Dataset excerpts:

:::::

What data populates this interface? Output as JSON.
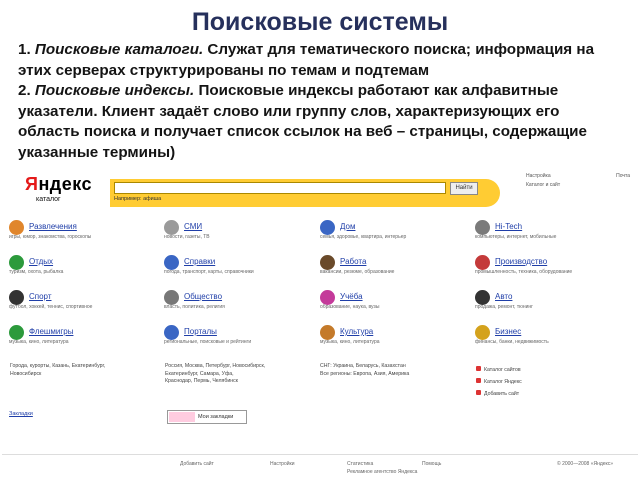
{
  "slide": {
    "title": "Поисковые системы",
    "p1_number": "1. ",
    "p1_term": "Поисковые каталоги.",
    "p1_text": " Служат для тематического поиска; информация на этих серверах структурированы по темам и подтемам",
    "p2_number": "2. ",
    "p2_term": "Поисковые индексы.",
    "p2_text": " Поисковые индексы работают как алфавитные указатели. Клиент задаёт слово или группу слов, характеризующих его область поиска и получает список ссылок на веб – страницы, содержащие указанные термины)"
  },
  "screenshot": {
    "logo_first": "Я",
    "logo_rest": "ндекс",
    "logo_sub": "каталог",
    "search_button": "Найти",
    "example": "Например: афиша",
    "right_left": "Настройка",
    "right_right": "Почта",
    "right_under": "Каталог и сайт",
    "categories": [
      {
        "name": "Развлечения",
        "sub": "игры, юмор, знакомства, гороскопы",
        "icon": "entertainment-icon",
        "color": "#e0862c"
      },
      {
        "name": "СМИ",
        "sub": "новости, газеты, ТВ",
        "icon": "media-icon",
        "color": "#9a9a9a"
      },
      {
        "name": "Дом",
        "sub": "семья, здоровье, квартира, интерьер",
        "icon": "home-icon",
        "color": "#3a66c4"
      },
      {
        "name": "Hi-Tech",
        "sub": "компьютеры, интернет, мобильные",
        "icon": "hitech-icon",
        "color": "#7a7a7a"
      },
      {
        "name": "Отдых",
        "sub": "туризм, охота, рыбалка",
        "icon": "leisure-icon",
        "color": "#2c9a3c"
      },
      {
        "name": "Справки",
        "sub": "погода, транспорт, карты, справочники",
        "icon": "reference-icon",
        "color": "#3a66c4"
      },
      {
        "name": "Работа",
        "sub": "вакансии, резюме, образование",
        "icon": "work-icon",
        "color": "#6a4a2a"
      },
      {
        "name": "Производство",
        "sub": "промышленность, техника, оборудование",
        "icon": "production-icon",
        "color": "#c43a3a"
      },
      {
        "name": "Спорт",
        "sub": "футбол, хоккей, теннис, спортивное",
        "icon": "sport-icon",
        "color": "#333333"
      },
      {
        "name": "Общество",
        "sub": "власть, политика, религия",
        "icon": "society-icon",
        "color": "#777777"
      },
      {
        "name": "Учёба",
        "sub": "образование, наука, вузы",
        "icon": "study-icon",
        "color": "#c43a9a"
      },
      {
        "name": "Авто",
        "sub": "продажа, ремонт, тюнинг",
        "icon": "auto-icon",
        "color": "#333333"
      },
      {
        "name": "Флешмигры",
        "sub": "музыка, кино, литература",
        "icon": "flash-icon",
        "color": "#2c9a3c"
      },
      {
        "name": "Порталы",
        "sub": "региональные, поисковые и рейтинги",
        "icon": "portals-icon",
        "color": "#3a66c4"
      },
      {
        "name": "Культура",
        "sub": "музыка, кино, литература",
        "icon": "culture-icon",
        "color": "#c47a2a"
      },
      {
        "name": "Бизнес",
        "sub": "финансы, банки, недвижимость",
        "icon": "business-icon",
        "color": "#d4a21c"
      }
    ],
    "regions": {
      "col1": [
        "Города, курорты, Казань, Екатеринбург,",
        "Новосибирск"
      ],
      "col2": [
        "Россия, Москва, Петербург, Новосибирск,",
        "Екатеринбург, Самара, Уфа,",
        "Краснодар, Пермь, Челябинск"
      ],
      "col3": [
        "СНГ: Украина, Беларусь, Казахстан",
        "Все регионы: Европа, Азия, Америка"
      ]
    },
    "promo": [
      "Каталог сайтов",
      "Каталог Яндекс",
      "Добавить сайт"
    ],
    "bookmark": "Закладки",
    "selbox_text": "Мои закладки",
    "footer": [
      "Добавить сайт",
      "Настройки",
      "Статистика",
      "Помощь",
      "© 2000—2008 «Яндекс»"
    ],
    "footer2": "Рекламное агентство Яндекса"
  }
}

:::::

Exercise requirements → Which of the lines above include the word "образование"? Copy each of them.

Response area →
        "sub": "вакансии, резюме, образование",
        "sub": "образование, наука, вузы",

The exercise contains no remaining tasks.